We are then led into what is the grand finale, so to speak. The main soundstage, the room where Prince held many gigs and events. The ‘Rave Unto The Year 2000’ concert DVD was filmed here, as well as many of his promo videos. In this room, on several raised stages are more stage costumes and guitars from the last 10 years of his life. The matching suits and Stratocasters from the ‘Musicology’ period, including the red suit and strat he played at the Monterey Jazz Festival, it’s all here. Even two of the cars he could regularly be seen driving around town are parked in here, a purple Plymouth Prowler and a sky blue Bentley Continental, it truly is a fanboys wet dream and I freakin’ love it all!

Leading from this is the nightclub where Prince hosted parties well into the night. We are led to one of the private seating areas and our host tells us stories of how he would sometimes appear from the stairs behind and how he would get up and DJ and sometimes he would invite people to go watch a movie with him at the local cinema.

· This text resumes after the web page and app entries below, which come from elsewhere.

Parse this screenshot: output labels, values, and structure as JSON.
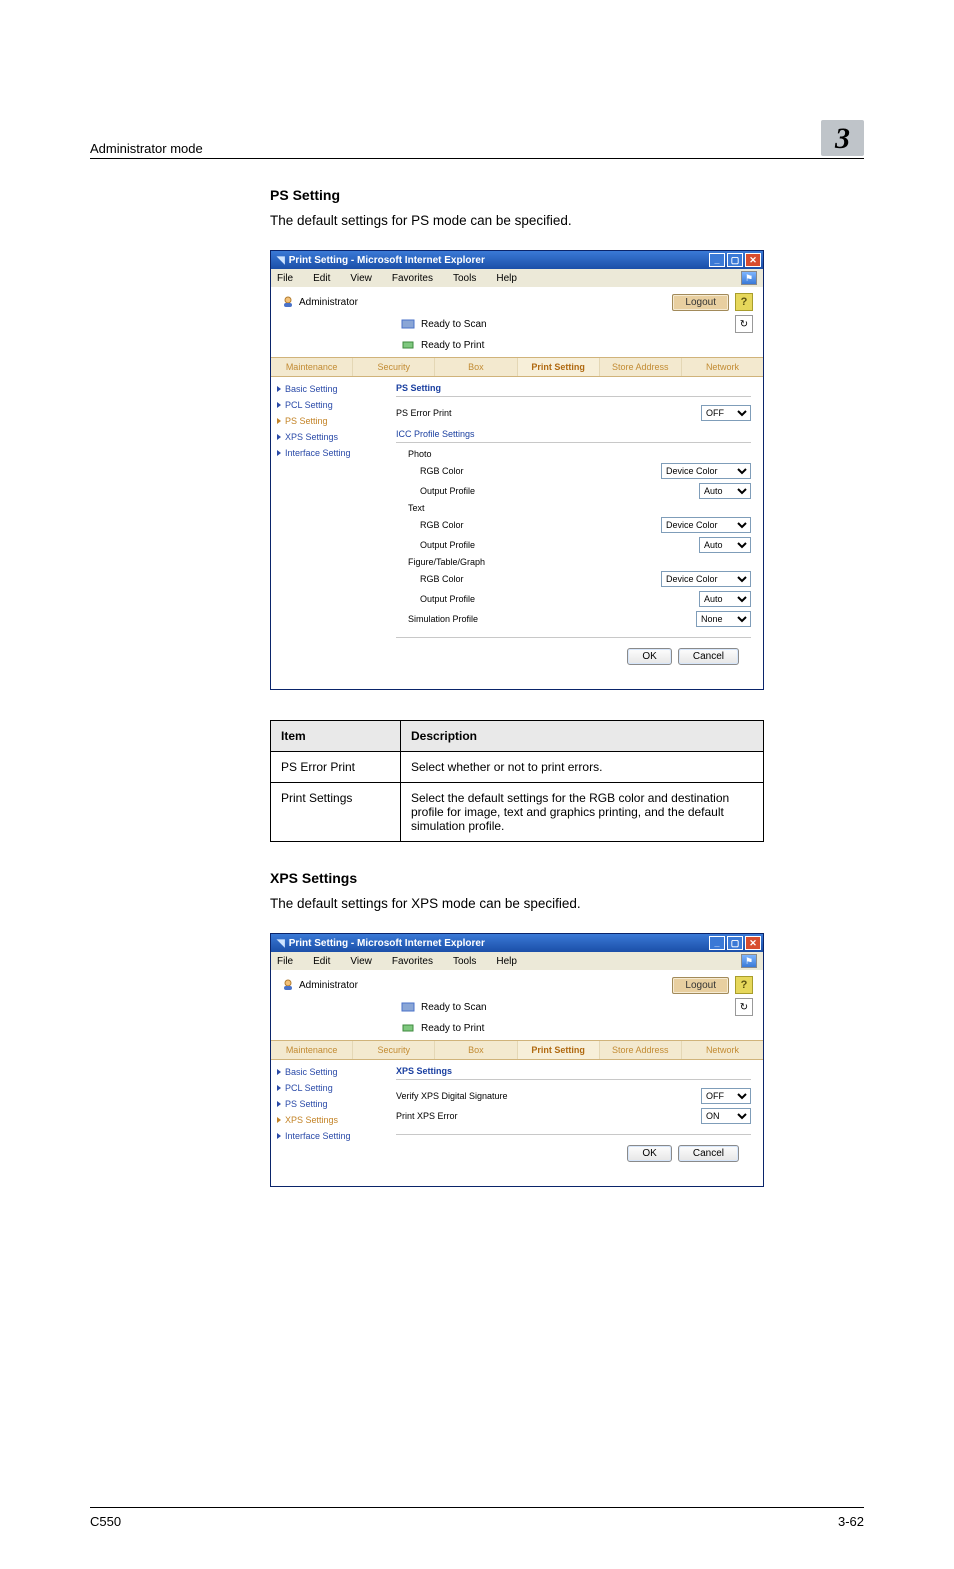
{
  "header": {
    "mode": "Administrator mode",
    "chapter": "3"
  },
  "footer": {
    "model": "C550",
    "page": "3-62"
  },
  "section1": {
    "heading": "PS Setting",
    "body": "The default settings for PS mode can be specified."
  },
  "section2": {
    "heading": "XPS Settings",
    "body": "The default settings for XPS mode can be specified."
  },
  "table": {
    "head_item": "Item",
    "head_desc": "Description",
    "rows": [
      {
        "item": "PS Error Print",
        "desc": "Select whether or not to print errors."
      },
      {
        "item": "Print Settings",
        "desc": "Select the default settings for the RGB color and destination profile for image, text and graphics printing, and the default simulation profile."
      }
    ]
  },
  "browser_common": {
    "title": "Print Setting - Microsoft Internet Explorer",
    "menu": {
      "file": "File",
      "edit": "Edit",
      "view": "View",
      "favorites": "Favorites",
      "tools": "Tools",
      "help": "Help"
    },
    "admin_label": "Administrator",
    "status_scan": "Ready to Scan",
    "status_print": "Ready to Print",
    "logout": "Logout",
    "help": "?",
    "tabs": [
      "Maintenance",
      "Security",
      "Box",
      "Print Setting",
      "Store Address",
      "Network"
    ],
    "sidebar": {
      "basic": "Basic Setting",
      "pcl": "PCL Setting",
      "ps": "PS Setting",
      "xps": "XPS Settings",
      "iface": "Interface Setting"
    },
    "ok": "OK",
    "cancel": "Cancel"
  },
  "ps_panel": {
    "title": "PS Setting",
    "error_print": "PS Error Print",
    "error_val": "OFF",
    "icc_head": "ICC Profile Settings",
    "photo": "Photo",
    "text": "Text",
    "ftg": "Figure/Table/Graph",
    "rgb_color": "RGB Color",
    "output_profile": "Output Profile",
    "sim_profile": "Simulation Profile",
    "device_color": "Device Color",
    "auto": "Auto",
    "none": "None"
  },
  "xps_panel": {
    "title": "XPS Settings",
    "verify": "Verify XPS Digital Signature",
    "verify_val": "OFF",
    "print_error": "Print XPS Error",
    "print_error_val": "ON"
  }
}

You could spend a small fortune in the merch shop, I went for a mug and a set of plectrums, Sedd bought a baseball shirt and an NPG pin. We learn from our guide that there is an underpass across the road where fans have adorned the walls with messages and tributes in graffiti. We have enough time to go in search. This Mecca, seemingly hidden from the world, is a secret place to go and think, contemplate or grieve, take photos or simply just read the messages of love from fans. Someone has even left a marker so you can add to the tributes…we do.


It’s the perfect end to an experience that exceeded all expectations, and even if the plane goes down on our flight to San Francisco later today, I will raise a smile and think to myself “yeah, it was all worth it”. Although it’s goodbye to Paisley Park and Minneapolis, there will always be a piece of it in my heart now. Our brothers would have loved this, goodbye Minneapolis…hello San Francisco!


Author: Ben Hughes